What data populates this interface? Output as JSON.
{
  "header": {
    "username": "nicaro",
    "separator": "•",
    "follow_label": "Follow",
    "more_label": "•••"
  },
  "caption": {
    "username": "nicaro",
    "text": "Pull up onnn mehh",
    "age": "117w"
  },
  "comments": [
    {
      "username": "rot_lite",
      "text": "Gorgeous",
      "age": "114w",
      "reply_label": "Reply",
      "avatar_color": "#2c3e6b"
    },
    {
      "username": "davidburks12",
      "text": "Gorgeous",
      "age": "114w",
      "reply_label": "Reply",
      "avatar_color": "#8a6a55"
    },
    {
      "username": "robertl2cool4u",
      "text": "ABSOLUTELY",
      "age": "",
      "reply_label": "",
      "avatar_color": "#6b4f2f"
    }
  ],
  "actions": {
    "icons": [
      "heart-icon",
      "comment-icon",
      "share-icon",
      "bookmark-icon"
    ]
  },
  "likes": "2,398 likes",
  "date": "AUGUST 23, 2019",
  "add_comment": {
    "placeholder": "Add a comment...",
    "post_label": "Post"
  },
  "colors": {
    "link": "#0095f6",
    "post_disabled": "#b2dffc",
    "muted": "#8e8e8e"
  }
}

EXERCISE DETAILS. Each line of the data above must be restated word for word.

ANSWER TO THE PROBLEM.
What data populates this interface? Output as JSON.
{
  "header": {
    "username": "nicaro",
    "separator": "•",
    "follow_label": "Follow",
    "more_label": "•••"
  },
  "caption": {
    "username": "nicaro",
    "text": "Pull up onnn mehh",
    "age": "117w"
  },
  "comments": [
    {
      "username": "rot_lite",
      "text": "Gorgeous",
      "age": "114w",
      "reply_label": "Reply",
      "avatar_color": "#2c3e6b"
    },
    {
      "username": "davidburks12",
      "text": "Gorgeous",
      "age": "114w",
      "reply_label": "Reply",
      "avatar_color": "#8a6a55"
    },
    {
      "username": "robertl2cool4u",
      "text": "ABSOLUTELY",
      "age": "",
      "reply_label": "",
      "avatar_color": "#6b4f2f"
    }
  ],
  "actions": {
    "icons": [
      "heart-icon",
      "comment-icon",
      "share-icon",
      "bookmark-icon"
    ]
  },
  "likes": "2,398 likes",
  "date": "AUGUST 23, 2019",
  "add_comment": {
    "placeholder": "Add a comment...",
    "post_label": "Post"
  },
  "colors": {
    "link": "#0095f6",
    "post_disabled": "#b2dffc",
    "muted": "#8e8e8e"
  }
}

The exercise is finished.